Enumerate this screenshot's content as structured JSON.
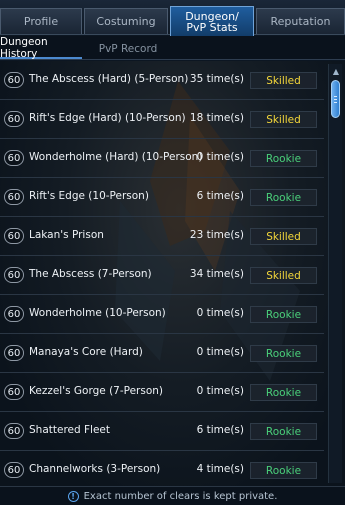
{
  "tabs": [
    {
      "label": "Profile",
      "active": false
    },
    {
      "label": "Costuming",
      "active": false
    },
    {
      "label": "Dungeon/ PvP Stats",
      "active": true
    },
    {
      "label": "Reputation",
      "active": false
    }
  ],
  "subtabs": [
    {
      "label": "Dungeon History",
      "active": true
    },
    {
      "label": "PvP Record",
      "active": false
    }
  ],
  "dungeons": [
    {
      "level": "60",
      "name": "The Abscess (Hard) (5-Person)",
      "times": "35 time(s)",
      "rank": "Skilled"
    },
    {
      "level": "60",
      "name": "Rift's Edge (Hard) (10-Person)",
      "times": "18 time(s)",
      "rank": "Skilled"
    },
    {
      "level": "60",
      "name": "Wonderholme (Hard) (10-Person)",
      "times": "0 time(s)",
      "rank": "Rookie"
    },
    {
      "level": "60",
      "name": "Rift's Edge (10-Person)",
      "times": "6 time(s)",
      "rank": "Rookie"
    },
    {
      "level": "60",
      "name": "Lakan's Prison",
      "times": "23 time(s)",
      "rank": "Skilled"
    },
    {
      "level": "60",
      "name": "The Abscess (7-Person)",
      "times": "34 time(s)",
      "rank": "Skilled"
    },
    {
      "level": "60",
      "name": "Wonderholme (10-Person)",
      "times": "0 time(s)",
      "rank": "Rookie"
    },
    {
      "level": "60",
      "name": "Manaya's Core (Hard)",
      "times": "0 time(s)",
      "rank": "Rookie"
    },
    {
      "level": "60",
      "name": "Kezzel's Gorge (7-Person)",
      "times": "0 time(s)",
      "rank": "Rookie"
    },
    {
      "level": "60",
      "name": "Shattered Fleet",
      "times": "6 time(s)",
      "rank": "Rookie"
    },
    {
      "level": "60",
      "name": "Channelworks (3-Person)",
      "times": "4 time(s)",
      "rank": "Rookie"
    }
  ],
  "footer": {
    "text": "Exact number of clears is kept private.",
    "icon": "info-icon"
  },
  "colors": {
    "skilled": "#f3d63a",
    "rookie": "#4ad07a",
    "active_tab": "#1f5d9e"
  }
}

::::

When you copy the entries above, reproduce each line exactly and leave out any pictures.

Enumerate this screenshot's content as structured JSON.
{
  "tabs": [
    {
      "label": "Profile",
      "active": false
    },
    {
      "label": "Costuming",
      "active": false
    },
    {
      "label": "Dungeon/ PvP Stats",
      "active": true
    },
    {
      "label": "Reputation",
      "active": false
    }
  ],
  "subtabs": [
    {
      "label": "Dungeon History",
      "active": true
    },
    {
      "label": "PvP Record",
      "active": false
    }
  ],
  "dungeons": [
    {
      "level": "60",
      "name": "The Abscess (Hard) (5-Person)",
      "times": "35 time(s)",
      "rank": "Skilled"
    },
    {
      "level": "60",
      "name": "Rift's Edge (Hard) (10-Person)",
      "times": "18 time(s)",
      "rank": "Skilled"
    },
    {
      "level": "60",
      "name": "Wonderholme (Hard) (10-Person)",
      "times": "0 time(s)",
      "rank": "Rookie"
    },
    {
      "level": "60",
      "name": "Rift's Edge (10-Person)",
      "times": "6 time(s)",
      "rank": "Rookie"
    },
    {
      "level": "60",
      "name": "Lakan's Prison",
      "times": "23 time(s)",
      "rank": "Skilled"
    },
    {
      "level": "60",
      "name": "The Abscess (7-Person)",
      "times": "34 time(s)",
      "rank": "Skilled"
    },
    {
      "level": "60",
      "name": "Wonderholme (10-Person)",
      "times": "0 time(s)",
      "rank": "Rookie"
    },
    {
      "level": "60",
      "name": "Manaya's Core (Hard)",
      "times": "0 time(s)",
      "rank": "Rookie"
    },
    {
      "level": "60",
      "name": "Kezzel's Gorge (7-Person)",
      "times": "0 time(s)",
      "rank": "Rookie"
    },
    {
      "level": "60",
      "name": "Shattered Fleet",
      "times": "6 time(s)",
      "rank": "Rookie"
    },
    {
      "level": "60",
      "name": "Channelworks (3-Person)",
      "times": "4 time(s)",
      "rank": "Rookie"
    }
  ],
  "footer": {
    "text": "Exact number of clears is kept private.",
    "icon": "info-icon"
  },
  "colors": {
    "skilled": "#f3d63a",
    "rookie": "#4ad07a",
    "active_tab": "#1f5d9e"
  }
}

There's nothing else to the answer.